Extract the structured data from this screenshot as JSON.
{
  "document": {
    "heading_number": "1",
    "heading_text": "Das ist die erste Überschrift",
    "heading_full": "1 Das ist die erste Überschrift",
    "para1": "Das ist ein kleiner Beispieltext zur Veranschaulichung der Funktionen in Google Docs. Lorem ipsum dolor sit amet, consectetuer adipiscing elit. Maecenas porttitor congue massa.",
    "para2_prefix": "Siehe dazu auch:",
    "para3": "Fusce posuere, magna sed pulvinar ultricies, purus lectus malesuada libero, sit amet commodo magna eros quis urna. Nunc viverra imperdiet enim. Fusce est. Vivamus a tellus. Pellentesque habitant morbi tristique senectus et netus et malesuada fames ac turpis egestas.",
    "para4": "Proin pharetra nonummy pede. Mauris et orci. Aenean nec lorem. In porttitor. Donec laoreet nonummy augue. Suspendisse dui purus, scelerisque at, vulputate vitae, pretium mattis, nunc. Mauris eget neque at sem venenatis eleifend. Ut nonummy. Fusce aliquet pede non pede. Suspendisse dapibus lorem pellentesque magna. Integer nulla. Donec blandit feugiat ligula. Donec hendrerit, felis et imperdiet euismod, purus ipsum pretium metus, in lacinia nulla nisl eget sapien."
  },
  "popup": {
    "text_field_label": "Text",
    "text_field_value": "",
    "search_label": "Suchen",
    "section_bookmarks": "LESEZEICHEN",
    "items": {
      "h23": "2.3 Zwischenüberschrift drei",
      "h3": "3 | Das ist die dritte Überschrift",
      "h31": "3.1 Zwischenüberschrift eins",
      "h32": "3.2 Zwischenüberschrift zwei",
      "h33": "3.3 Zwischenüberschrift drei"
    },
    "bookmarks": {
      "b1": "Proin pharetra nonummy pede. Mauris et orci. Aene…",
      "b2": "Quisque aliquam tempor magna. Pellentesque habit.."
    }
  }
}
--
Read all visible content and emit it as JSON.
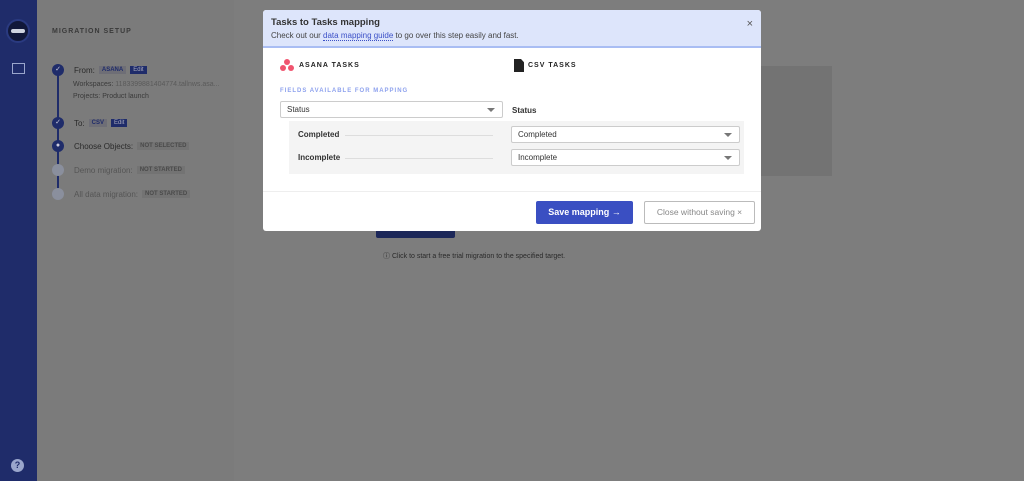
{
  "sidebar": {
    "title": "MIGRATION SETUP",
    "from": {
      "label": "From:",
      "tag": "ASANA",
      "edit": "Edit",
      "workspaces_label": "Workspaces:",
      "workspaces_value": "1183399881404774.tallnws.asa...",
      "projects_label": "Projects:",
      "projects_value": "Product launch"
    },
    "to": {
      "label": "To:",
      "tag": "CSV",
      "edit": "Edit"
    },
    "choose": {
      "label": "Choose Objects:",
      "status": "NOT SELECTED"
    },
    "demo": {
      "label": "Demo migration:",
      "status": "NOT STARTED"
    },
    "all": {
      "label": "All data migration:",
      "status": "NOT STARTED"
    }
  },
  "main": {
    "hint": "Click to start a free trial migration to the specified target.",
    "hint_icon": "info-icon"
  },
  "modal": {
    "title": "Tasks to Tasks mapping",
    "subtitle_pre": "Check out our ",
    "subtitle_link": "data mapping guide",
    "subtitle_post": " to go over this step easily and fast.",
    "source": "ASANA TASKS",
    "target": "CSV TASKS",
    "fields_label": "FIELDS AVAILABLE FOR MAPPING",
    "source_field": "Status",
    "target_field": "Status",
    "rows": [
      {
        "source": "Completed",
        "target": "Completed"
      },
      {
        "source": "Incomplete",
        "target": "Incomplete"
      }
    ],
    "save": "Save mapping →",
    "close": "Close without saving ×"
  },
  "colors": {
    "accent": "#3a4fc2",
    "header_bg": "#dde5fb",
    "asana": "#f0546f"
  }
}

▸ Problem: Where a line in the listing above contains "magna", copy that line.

▸ Answer:
    "para3": "Fusce posuere, magna sed pulvinar ultricies, purus lectus malesuada libero, sit amet commodo magna eros quis urna. Nunc viverra imperdiet enim. Fusce est. Vivamus a tellus. Pellentesque habitant morbi tristique senectus et netus et malesuada fames ac turpis egestas.",
    "para4": "Proin pharetra nonummy pede. Mauris et orci. Aenean nec lorem. In porttitor. Donec laoreet nonummy augue. Suspendisse dui purus, scelerisque at, vulputate vitae, pretium mattis, nunc. Mauris eget neque at sem venenatis eleifend. Ut nonummy. Fusce aliquet pede non pede. Suspendisse dapibus lorem pellentesque magna. Integer nulla. Donec blandit feugiat ligula. Donec hendrerit, felis et imperdiet euismod, purus ipsum pretium metus, in lacinia nulla nisl eget sapien."
      "b2": "Quisque aliquam tempor magna. Pellentesque habit.."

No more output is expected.